**Work to complete**
Select and copy out every line in the records containing "计算机管理".

**Supplied material**
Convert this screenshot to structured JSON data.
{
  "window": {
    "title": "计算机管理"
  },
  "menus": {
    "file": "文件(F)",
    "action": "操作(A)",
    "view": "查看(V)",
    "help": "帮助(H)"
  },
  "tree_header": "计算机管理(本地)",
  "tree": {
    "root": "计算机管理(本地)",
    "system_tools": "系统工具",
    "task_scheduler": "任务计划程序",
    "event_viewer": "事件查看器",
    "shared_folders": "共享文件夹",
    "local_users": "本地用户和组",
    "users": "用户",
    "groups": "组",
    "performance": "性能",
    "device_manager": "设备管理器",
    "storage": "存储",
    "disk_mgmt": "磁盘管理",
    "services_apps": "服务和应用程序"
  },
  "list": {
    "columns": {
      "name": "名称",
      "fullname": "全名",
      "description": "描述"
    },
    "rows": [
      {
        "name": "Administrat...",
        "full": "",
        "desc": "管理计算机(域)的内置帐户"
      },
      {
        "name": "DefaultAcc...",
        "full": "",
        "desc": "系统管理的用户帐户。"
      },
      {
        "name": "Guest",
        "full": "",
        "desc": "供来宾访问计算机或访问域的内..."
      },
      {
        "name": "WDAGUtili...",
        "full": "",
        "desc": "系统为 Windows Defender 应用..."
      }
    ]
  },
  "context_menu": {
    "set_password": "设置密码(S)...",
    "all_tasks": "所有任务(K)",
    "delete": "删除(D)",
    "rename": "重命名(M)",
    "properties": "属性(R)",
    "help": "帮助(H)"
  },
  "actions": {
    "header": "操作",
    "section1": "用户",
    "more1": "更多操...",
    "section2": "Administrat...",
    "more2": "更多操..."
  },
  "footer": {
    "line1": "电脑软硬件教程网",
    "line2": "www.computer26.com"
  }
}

**Solved exercise**
    "title": "计算机管理"
  "tree_header": "计算机管理(本地)",
    "root": "计算机管理(本地)",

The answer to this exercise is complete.